YOUR OBJECTIVE: Extract every record, exactly as written, and ignore the pictures.

--- DATA TO USE Enclosed Below ---

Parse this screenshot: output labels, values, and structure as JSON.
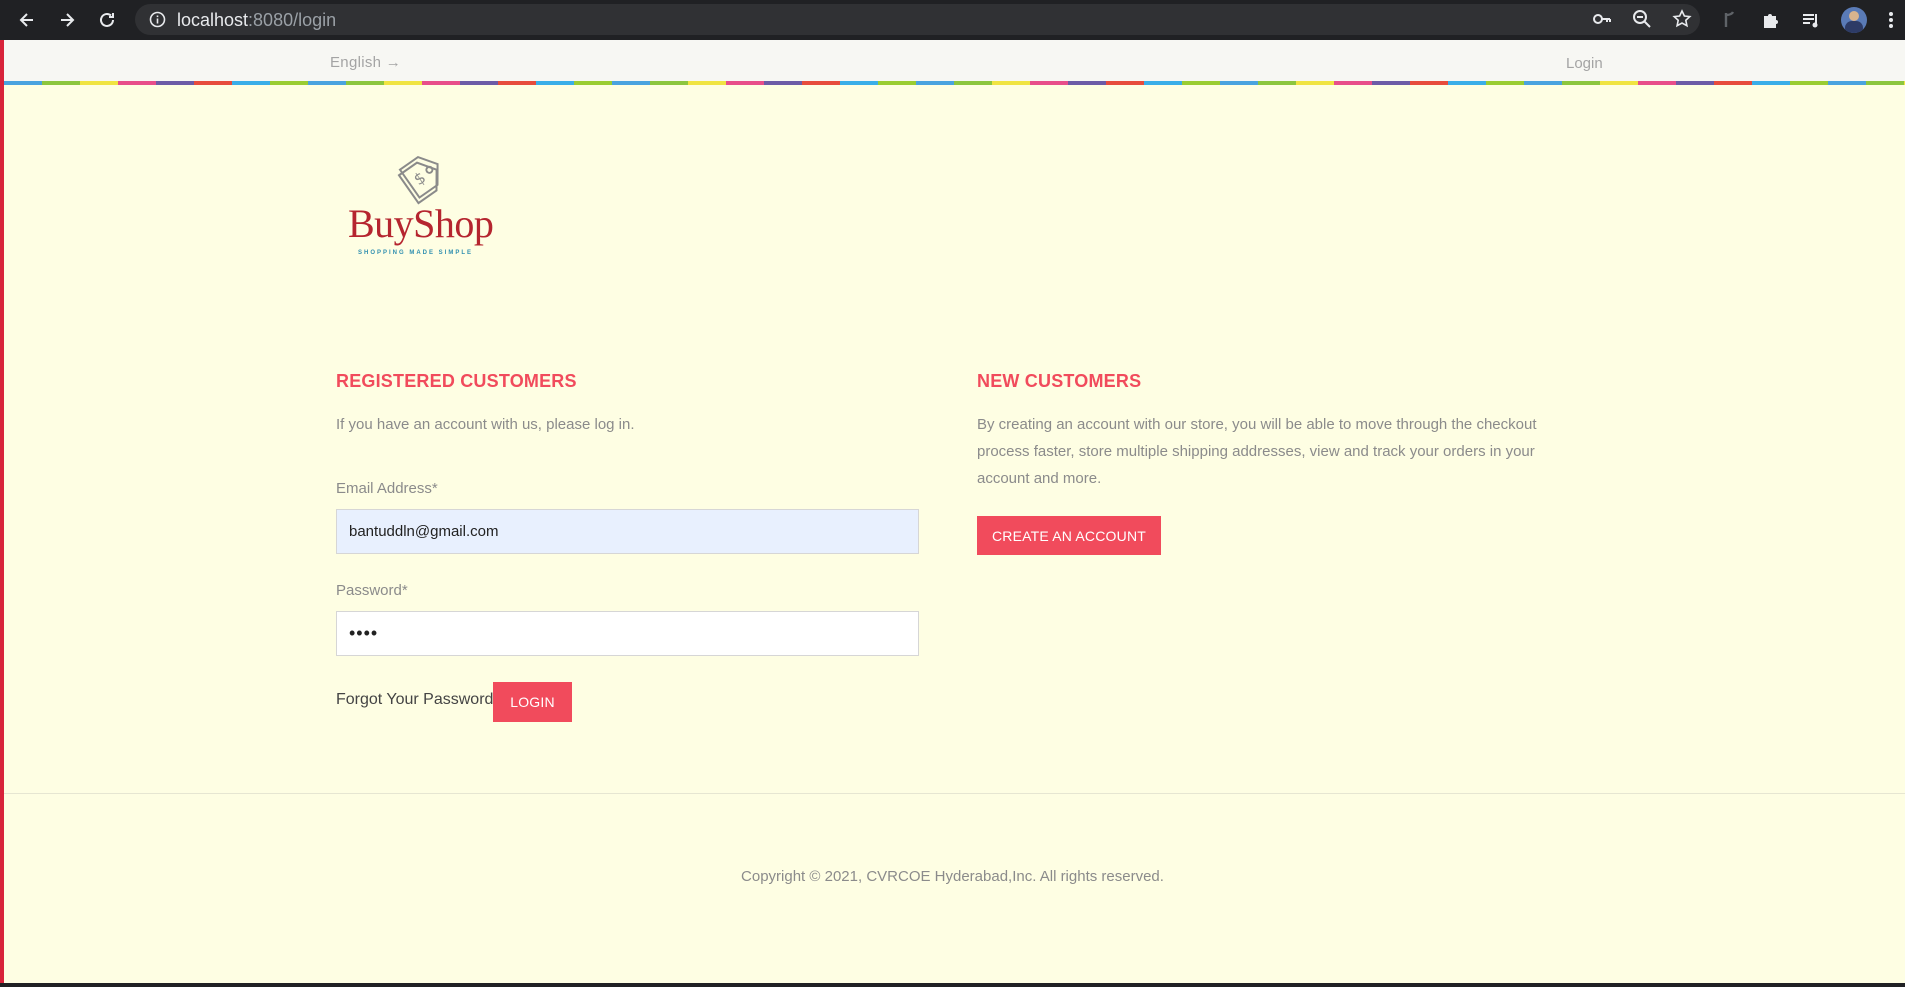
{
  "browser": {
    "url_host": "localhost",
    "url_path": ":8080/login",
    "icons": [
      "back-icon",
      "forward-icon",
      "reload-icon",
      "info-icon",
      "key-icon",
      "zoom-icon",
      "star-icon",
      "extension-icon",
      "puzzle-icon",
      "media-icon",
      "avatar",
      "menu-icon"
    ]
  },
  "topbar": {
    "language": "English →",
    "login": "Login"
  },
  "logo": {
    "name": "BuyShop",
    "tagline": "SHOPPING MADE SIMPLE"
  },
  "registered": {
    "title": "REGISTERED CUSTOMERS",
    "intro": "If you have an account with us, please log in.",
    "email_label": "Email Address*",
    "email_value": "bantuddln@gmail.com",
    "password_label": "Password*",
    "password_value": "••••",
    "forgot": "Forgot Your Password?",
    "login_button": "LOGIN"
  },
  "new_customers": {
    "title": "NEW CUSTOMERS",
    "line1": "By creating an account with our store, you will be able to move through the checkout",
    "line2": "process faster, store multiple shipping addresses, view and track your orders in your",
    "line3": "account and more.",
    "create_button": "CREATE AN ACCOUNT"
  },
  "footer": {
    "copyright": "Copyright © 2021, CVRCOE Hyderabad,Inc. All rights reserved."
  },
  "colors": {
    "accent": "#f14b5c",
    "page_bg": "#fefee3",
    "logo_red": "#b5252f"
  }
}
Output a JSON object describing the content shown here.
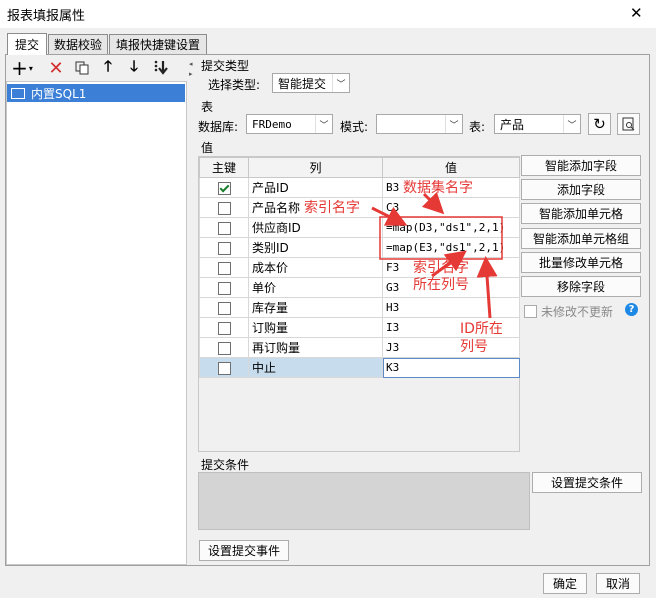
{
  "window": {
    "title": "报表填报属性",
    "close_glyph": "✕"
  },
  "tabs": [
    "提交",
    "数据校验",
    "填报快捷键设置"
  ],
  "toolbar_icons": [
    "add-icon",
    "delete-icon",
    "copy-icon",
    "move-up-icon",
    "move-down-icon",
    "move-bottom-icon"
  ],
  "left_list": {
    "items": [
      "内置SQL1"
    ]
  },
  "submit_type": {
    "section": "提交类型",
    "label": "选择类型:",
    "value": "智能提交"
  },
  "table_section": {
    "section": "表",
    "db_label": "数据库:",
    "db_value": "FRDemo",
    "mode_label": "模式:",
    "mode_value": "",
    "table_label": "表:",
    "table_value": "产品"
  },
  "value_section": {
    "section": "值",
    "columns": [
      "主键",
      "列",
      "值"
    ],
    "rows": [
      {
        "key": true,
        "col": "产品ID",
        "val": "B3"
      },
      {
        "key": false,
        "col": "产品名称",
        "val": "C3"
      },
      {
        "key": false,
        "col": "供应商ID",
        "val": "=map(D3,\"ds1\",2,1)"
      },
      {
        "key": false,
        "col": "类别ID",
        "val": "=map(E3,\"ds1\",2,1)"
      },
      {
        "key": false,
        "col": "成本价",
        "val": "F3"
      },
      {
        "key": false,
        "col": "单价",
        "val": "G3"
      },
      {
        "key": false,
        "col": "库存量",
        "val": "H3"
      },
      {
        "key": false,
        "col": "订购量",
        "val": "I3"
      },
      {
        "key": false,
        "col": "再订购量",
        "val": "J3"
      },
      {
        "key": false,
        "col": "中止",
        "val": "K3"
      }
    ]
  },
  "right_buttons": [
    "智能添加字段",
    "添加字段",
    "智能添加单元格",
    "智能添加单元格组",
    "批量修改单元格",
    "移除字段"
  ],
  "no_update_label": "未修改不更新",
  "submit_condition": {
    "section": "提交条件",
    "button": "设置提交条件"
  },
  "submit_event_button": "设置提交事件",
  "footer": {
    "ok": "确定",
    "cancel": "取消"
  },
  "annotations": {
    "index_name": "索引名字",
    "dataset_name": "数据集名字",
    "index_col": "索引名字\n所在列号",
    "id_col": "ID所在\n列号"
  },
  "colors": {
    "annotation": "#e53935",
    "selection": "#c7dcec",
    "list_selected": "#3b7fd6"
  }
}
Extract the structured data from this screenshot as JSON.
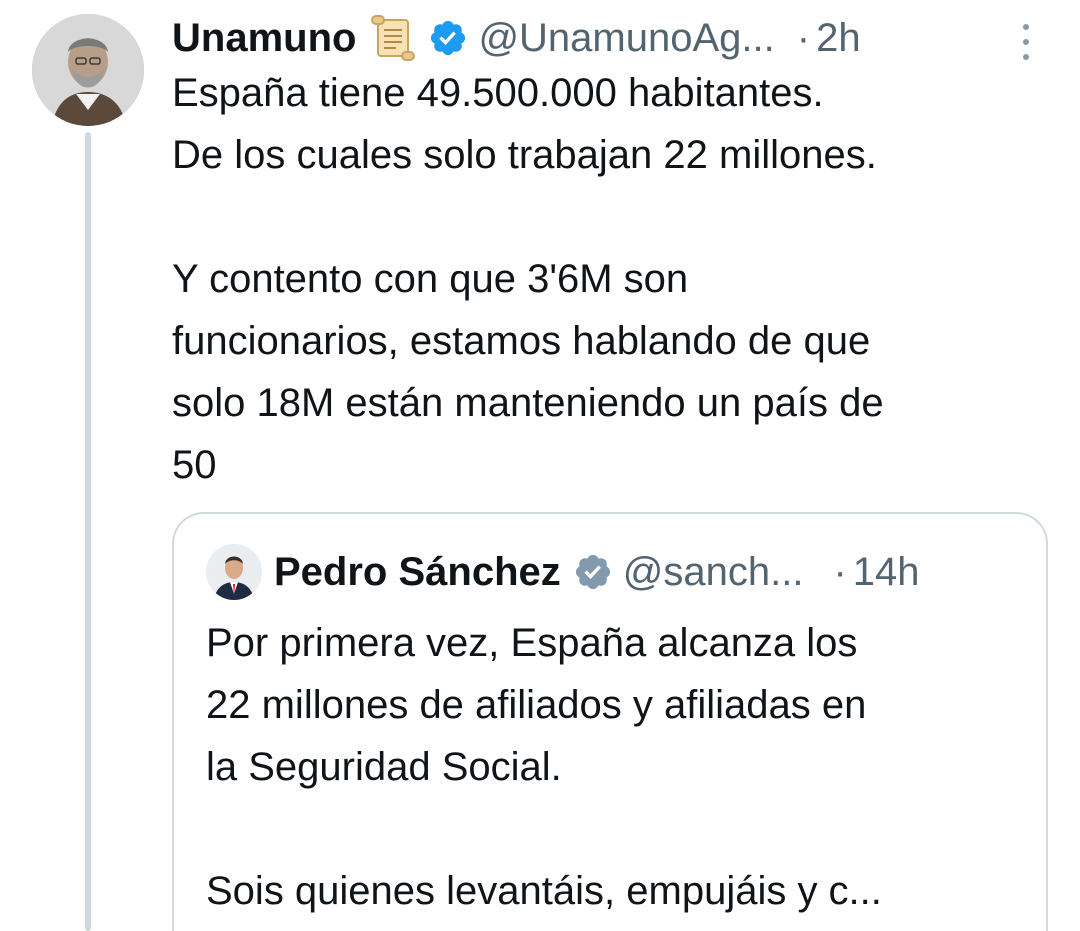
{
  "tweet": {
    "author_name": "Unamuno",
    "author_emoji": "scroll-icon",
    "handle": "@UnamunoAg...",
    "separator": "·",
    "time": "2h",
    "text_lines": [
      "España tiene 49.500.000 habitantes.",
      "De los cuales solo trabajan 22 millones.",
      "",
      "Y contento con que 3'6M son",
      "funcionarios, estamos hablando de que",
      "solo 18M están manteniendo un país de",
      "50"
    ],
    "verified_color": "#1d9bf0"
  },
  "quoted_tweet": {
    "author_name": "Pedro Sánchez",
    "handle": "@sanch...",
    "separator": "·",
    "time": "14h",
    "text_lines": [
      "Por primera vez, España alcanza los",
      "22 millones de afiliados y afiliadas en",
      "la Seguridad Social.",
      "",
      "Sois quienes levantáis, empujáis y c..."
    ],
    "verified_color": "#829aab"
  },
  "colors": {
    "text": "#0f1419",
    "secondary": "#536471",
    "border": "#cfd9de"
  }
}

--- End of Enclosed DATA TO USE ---

YOUR RESPONSE:
Parse this screenshot: output labels, values, and structure as JSON.
{
  "browser": {
    "url_host": "localhost",
    "url_path": ":8080/login",
    "icons": [
      "back-icon",
      "forward-icon",
      "reload-icon",
      "info-icon",
      "key-icon",
      "zoom-icon",
      "star-icon",
      "extension-icon",
      "puzzle-icon",
      "media-icon",
      "avatar",
      "menu-icon"
    ]
  },
  "topbar": {
    "language": "English →",
    "login": "Login"
  },
  "logo": {
    "name": "BuyShop",
    "tagline": "SHOPPING MADE SIMPLE"
  },
  "registered": {
    "title": "REGISTERED CUSTOMERS",
    "intro": "If you have an account with us, please log in.",
    "email_label": "Email Address*",
    "email_value": "bantuddln@gmail.com",
    "password_label": "Password*",
    "password_value": "••••",
    "forgot": "Forgot Your Password?",
    "login_button": "LOGIN"
  },
  "new_customers": {
    "title": "NEW CUSTOMERS",
    "line1": "By creating an account with our store, you will be able to move through the checkout",
    "line2": "process faster, store multiple shipping addresses, view and track your orders in your",
    "line3": "account and more.",
    "create_button": "CREATE AN ACCOUNT"
  },
  "footer": {
    "copyright": "Copyright © 2021, CVRCOE Hyderabad,Inc. All rights reserved."
  },
  "colors": {
    "accent": "#f14b5c",
    "page_bg": "#fefee3",
    "logo_red": "#b5252f"
  }
}
Output a JSON object describing the content shown here.
{
  "window": {
    "title": "报表填报属性",
    "close_glyph": "✕"
  },
  "tabs": [
    "提交",
    "数据校验",
    "填报快捷键设置"
  ],
  "toolbar_icons": [
    "add-icon",
    "delete-icon",
    "copy-icon",
    "move-up-icon",
    "move-down-icon",
    "move-bottom-icon"
  ],
  "left_list": {
    "items": [
      "内置SQL1"
    ]
  },
  "submit_type": {
    "section": "提交类型",
    "label": "选择类型:",
    "value": "智能提交"
  },
  "table_section": {
    "section": "表",
    "db_label": "数据库:",
    "db_value": "FRDemo",
    "mode_label": "模式:",
    "mode_value": "",
    "table_label": "表:",
    "table_value": "产品"
  },
  "value_section": {
    "section": "值",
    "columns": [
      "主键",
      "列",
      "值"
    ],
    "rows": [
      {
        "key": true,
        "col": "产品ID",
        "val": "B3"
      },
      {
        "key": false,
        "col": "产品名称",
        "val": "C3"
      },
      {
        "key": false,
        "col": "供应商ID",
        "val": "=map(D3,\"ds1\",2,1)"
      },
      {
        "key": false,
        "col": "类别ID",
        "val": "=map(E3,\"ds1\",2,1)"
      },
      {
        "key": false,
        "col": "成本价",
        "val": "F3"
      },
      {
        "key": false,
        "col": "单价",
        "val": "G3"
      },
      {
        "key": false,
        "col": "库存量",
        "val": "H3"
      },
      {
        "key": false,
        "col": "订购量",
        "val": "I3"
      },
      {
        "key": false,
        "col": "再订购量",
        "val": "J3"
      },
      {
        "key": false,
        "col": "中止",
        "val": "K3"
      }
    ]
  },
  "right_buttons": [
    "智能添加字段",
    "添加字段",
    "智能添加单元格",
    "智能添加单元格组",
    "批量修改单元格",
    "移除字段"
  ],
  "no_update_label": "未修改不更新",
  "submit_condition": {
    "section": "提交条件",
    "button": "设置提交条件"
  },
  "submit_event_button": "设置提交事件",
  "footer": {
    "ok": "确定",
    "cancel": "取消"
  },
  "annotations": {
    "index_name": "索引名字",
    "dataset_name": "数据集名字",
    "index_col": "索引名字\n所在列号",
    "id_col": "ID所在\n列号"
  },
  "colors": {
    "annotation": "#e53935",
    "selection": "#c7dcec",
    "list_selected": "#3b7fd6"
  }
}
Extract the structured data from this screenshot as JSON.
{
  "tweet": {
    "author_name": "Unamuno",
    "author_emoji": "scroll-icon",
    "handle": "@UnamunoAg...",
    "separator": "·",
    "time": "2h",
    "text_lines": [
      "España tiene 49.500.000 habitantes.",
      "De los cuales solo trabajan 22 millones.",
      "",
      "Y contento con que 3'6M son",
      "funcionarios, estamos hablando de que",
      "solo 18M están manteniendo un país de",
      "50"
    ],
    "verified_color": "#1d9bf0"
  },
  "quoted_tweet": {
    "author_name": "Pedro Sánchez",
    "handle": "@sanch...",
    "separator": "·",
    "time": "14h",
    "text_lines": [
      "Por primera vez, España alcanza los",
      "22 millones de afiliados y afiliadas en",
      "la Seguridad Social.",
      "",
      "Sois quienes levantáis, empujáis y c..."
    ],
    "verified_color": "#829aab"
  },
  "colors": {
    "text": "#0f1419",
    "secondary": "#536471",
    "border": "#cfd9de"
  }
}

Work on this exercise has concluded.